• Data shown
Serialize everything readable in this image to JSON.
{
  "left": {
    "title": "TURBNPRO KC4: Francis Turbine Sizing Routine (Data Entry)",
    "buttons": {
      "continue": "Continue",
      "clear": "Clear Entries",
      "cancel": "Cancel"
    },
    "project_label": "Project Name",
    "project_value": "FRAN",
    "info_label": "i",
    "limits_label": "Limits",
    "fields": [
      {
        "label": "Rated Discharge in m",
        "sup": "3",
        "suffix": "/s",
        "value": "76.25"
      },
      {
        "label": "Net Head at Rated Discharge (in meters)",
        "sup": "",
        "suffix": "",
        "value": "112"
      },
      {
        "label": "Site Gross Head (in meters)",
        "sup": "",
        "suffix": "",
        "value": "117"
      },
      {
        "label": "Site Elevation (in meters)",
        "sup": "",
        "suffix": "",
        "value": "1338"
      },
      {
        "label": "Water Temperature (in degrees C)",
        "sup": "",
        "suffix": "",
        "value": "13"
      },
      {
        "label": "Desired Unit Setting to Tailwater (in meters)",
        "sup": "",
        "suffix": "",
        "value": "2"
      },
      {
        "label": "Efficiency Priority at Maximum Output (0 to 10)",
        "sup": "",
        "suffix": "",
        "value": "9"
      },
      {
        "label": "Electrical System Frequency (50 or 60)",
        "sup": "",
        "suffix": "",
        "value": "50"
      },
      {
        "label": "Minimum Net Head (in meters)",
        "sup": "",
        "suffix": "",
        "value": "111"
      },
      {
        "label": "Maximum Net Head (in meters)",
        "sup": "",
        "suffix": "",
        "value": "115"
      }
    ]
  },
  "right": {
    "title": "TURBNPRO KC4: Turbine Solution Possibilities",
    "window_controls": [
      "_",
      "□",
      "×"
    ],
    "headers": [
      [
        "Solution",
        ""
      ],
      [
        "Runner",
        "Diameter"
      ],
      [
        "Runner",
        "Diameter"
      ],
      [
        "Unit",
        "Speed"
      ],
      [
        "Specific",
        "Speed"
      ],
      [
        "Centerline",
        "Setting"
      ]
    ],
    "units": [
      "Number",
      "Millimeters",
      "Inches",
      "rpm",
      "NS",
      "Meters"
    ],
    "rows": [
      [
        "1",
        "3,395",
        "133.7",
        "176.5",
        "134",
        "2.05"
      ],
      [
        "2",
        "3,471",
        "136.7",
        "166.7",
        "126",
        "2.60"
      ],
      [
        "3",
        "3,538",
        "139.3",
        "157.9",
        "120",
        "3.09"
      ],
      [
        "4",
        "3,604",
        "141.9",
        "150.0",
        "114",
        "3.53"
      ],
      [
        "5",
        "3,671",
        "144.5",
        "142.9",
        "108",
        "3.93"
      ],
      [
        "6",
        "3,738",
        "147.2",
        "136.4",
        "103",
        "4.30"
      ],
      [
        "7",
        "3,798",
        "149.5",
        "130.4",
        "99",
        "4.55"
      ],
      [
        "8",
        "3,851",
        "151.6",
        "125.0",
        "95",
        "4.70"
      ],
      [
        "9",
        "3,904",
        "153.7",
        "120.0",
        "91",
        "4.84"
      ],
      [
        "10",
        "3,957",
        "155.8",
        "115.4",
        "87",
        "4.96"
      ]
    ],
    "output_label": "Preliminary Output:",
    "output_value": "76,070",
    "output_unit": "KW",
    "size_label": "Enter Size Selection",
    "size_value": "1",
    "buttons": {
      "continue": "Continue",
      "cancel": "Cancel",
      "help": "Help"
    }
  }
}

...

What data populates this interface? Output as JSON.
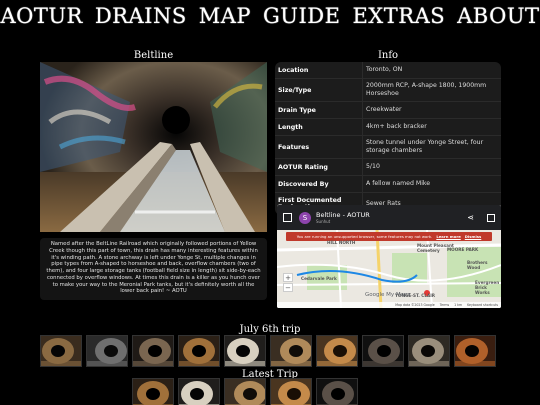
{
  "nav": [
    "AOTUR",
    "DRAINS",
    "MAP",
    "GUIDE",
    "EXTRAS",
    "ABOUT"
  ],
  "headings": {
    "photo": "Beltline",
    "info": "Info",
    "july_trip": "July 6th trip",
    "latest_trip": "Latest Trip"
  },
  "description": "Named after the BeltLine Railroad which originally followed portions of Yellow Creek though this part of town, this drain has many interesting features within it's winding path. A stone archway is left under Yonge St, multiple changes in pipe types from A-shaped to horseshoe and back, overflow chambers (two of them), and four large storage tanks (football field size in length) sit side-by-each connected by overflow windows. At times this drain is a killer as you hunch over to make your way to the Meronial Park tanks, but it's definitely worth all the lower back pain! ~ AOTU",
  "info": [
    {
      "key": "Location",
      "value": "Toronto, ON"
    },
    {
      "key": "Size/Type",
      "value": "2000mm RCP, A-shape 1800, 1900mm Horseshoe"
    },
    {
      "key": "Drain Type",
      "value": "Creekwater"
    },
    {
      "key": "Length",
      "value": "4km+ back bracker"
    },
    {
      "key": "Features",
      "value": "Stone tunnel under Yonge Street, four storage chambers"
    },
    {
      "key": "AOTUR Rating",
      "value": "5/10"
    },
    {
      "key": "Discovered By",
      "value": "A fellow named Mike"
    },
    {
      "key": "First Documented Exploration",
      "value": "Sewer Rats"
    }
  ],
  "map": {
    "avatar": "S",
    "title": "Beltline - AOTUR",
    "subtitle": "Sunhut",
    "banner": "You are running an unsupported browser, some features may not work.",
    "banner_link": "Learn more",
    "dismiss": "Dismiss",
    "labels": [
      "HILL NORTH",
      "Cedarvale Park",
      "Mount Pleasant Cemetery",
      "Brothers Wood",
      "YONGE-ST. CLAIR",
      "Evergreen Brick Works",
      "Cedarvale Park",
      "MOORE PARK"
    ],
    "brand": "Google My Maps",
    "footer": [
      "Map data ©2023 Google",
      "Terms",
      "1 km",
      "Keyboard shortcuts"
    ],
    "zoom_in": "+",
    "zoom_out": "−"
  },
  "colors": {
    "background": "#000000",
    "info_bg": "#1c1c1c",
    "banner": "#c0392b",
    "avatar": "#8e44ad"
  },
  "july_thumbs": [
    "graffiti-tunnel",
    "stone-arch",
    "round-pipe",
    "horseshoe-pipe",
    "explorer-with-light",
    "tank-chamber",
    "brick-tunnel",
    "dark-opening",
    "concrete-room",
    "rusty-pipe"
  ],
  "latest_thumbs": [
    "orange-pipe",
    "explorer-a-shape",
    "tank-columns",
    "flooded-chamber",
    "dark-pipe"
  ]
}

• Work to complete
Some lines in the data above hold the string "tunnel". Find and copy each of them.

• Output of the task
      "value": "Stone tunnel under Yonge Street, four storage chambers"
    "graffiti-tunnel",
    "brick-tunnel",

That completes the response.